◆ PROBLEM STATEMENT: Lines holding the string "badge" are the ones to copy; find them all in the data.

[Items from an interface collection]
※ ※ ※
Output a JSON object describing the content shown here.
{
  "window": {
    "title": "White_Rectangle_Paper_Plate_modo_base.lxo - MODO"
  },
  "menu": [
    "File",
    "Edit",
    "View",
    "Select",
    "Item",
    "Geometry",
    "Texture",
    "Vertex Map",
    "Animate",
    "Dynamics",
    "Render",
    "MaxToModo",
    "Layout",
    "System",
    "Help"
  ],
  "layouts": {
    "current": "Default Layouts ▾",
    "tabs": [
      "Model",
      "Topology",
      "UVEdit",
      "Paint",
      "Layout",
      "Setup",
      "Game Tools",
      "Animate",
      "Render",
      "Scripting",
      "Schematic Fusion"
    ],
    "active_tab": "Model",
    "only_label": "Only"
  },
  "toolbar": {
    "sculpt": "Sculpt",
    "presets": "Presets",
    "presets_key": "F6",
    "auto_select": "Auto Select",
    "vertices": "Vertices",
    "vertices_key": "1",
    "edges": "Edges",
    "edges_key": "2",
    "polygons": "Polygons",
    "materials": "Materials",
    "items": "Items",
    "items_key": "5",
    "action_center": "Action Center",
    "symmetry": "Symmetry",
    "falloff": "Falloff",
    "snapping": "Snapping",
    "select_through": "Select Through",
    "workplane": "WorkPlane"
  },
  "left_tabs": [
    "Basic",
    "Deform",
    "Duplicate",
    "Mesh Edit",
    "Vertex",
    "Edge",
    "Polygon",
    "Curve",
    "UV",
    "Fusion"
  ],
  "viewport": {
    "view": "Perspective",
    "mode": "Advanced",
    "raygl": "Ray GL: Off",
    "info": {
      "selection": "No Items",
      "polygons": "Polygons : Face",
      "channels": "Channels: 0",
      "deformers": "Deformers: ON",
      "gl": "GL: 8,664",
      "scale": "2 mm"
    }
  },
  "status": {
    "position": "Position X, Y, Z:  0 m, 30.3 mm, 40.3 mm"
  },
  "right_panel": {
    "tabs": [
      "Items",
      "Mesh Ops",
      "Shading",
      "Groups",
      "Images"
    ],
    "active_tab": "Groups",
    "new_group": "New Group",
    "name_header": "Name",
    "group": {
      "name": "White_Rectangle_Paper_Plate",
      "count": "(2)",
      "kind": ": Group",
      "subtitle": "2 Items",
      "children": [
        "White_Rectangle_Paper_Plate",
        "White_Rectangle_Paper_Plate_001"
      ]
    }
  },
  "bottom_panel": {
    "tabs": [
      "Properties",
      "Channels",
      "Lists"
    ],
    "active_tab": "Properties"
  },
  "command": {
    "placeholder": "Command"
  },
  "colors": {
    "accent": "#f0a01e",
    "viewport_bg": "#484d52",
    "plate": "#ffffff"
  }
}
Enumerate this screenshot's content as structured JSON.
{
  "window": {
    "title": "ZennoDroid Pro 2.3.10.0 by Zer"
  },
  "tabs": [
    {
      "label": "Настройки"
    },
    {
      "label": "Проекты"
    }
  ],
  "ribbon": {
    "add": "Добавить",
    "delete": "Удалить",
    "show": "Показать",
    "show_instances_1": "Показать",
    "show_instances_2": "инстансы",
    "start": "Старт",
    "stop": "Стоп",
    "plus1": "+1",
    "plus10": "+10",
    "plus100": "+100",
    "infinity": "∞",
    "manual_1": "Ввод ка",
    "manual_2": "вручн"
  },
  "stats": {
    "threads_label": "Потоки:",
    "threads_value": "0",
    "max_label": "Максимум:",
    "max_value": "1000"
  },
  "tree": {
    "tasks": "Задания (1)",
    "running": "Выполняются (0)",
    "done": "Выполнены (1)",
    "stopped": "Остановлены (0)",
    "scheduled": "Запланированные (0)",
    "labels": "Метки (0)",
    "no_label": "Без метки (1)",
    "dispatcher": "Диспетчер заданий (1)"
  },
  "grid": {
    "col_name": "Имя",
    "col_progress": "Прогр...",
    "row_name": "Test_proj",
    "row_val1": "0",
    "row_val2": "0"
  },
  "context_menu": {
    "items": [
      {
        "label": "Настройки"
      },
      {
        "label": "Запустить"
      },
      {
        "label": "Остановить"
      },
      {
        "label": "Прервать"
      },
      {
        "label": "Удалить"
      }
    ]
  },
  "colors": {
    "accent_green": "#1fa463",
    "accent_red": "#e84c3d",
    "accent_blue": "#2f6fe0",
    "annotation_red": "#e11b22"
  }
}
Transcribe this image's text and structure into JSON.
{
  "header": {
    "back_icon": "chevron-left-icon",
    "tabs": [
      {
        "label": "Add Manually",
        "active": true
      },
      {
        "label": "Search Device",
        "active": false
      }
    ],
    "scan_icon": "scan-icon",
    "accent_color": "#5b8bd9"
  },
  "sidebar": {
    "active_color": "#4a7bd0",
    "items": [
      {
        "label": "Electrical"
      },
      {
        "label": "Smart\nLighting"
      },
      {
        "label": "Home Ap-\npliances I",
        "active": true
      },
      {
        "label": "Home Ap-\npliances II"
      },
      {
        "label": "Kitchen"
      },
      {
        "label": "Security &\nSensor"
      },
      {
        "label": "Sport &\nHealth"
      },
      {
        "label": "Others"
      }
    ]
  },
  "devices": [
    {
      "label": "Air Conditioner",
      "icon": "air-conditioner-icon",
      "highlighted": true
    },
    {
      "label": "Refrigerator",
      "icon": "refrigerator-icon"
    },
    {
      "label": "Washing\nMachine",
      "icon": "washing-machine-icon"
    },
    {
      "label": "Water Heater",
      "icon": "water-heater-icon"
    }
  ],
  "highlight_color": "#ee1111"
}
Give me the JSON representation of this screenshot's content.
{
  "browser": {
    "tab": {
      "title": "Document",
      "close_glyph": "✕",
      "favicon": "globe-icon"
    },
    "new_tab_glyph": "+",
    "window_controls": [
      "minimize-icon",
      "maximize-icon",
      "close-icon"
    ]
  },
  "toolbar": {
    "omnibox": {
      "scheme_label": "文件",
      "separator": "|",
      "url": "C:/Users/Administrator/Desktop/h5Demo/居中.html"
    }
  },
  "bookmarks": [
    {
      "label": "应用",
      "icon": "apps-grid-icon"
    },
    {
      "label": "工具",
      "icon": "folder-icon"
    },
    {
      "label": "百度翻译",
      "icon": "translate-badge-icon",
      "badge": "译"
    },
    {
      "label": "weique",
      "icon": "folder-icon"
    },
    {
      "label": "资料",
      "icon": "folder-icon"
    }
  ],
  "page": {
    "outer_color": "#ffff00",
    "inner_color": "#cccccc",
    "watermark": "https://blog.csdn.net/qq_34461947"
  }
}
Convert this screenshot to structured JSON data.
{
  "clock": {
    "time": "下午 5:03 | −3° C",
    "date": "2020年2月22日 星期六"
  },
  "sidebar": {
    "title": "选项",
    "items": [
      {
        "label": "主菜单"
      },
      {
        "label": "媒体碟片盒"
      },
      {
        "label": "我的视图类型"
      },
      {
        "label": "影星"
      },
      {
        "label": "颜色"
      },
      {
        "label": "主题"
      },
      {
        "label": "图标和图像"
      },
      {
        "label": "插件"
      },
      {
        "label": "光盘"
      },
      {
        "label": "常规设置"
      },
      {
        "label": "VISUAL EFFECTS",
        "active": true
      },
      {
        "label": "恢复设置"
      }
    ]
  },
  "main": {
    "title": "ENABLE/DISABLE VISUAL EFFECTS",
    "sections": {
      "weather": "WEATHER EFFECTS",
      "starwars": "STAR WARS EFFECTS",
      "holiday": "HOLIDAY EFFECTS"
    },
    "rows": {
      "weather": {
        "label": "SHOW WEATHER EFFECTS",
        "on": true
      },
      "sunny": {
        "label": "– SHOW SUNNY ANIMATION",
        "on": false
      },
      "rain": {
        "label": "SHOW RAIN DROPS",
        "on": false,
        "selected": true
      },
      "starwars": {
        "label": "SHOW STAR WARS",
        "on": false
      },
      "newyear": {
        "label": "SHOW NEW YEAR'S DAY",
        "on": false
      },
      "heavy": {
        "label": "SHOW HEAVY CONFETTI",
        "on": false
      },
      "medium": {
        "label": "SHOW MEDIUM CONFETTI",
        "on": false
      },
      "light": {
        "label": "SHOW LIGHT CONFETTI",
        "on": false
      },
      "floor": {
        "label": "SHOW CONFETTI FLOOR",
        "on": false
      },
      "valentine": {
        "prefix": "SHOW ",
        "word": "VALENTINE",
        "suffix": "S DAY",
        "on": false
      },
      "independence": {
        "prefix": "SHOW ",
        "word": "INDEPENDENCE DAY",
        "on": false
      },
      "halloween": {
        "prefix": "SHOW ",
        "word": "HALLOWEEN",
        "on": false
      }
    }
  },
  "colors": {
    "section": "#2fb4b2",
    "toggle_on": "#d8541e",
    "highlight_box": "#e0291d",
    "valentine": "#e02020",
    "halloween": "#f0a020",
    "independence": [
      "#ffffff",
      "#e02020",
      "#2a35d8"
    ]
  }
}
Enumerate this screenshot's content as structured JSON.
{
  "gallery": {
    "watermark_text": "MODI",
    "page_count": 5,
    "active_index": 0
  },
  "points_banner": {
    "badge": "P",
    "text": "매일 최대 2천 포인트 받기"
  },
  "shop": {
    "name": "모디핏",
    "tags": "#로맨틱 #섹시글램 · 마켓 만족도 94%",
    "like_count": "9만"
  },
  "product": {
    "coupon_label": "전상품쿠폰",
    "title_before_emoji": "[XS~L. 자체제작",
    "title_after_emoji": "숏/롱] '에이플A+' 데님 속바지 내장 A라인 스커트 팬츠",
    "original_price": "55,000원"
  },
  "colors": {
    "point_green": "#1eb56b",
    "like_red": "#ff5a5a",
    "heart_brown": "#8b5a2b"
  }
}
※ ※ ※
◆ OUTPUT OF THE EXERCISE:
      "icon": "translate-badge-icon",
      "badge": "译"
    "badge": "P",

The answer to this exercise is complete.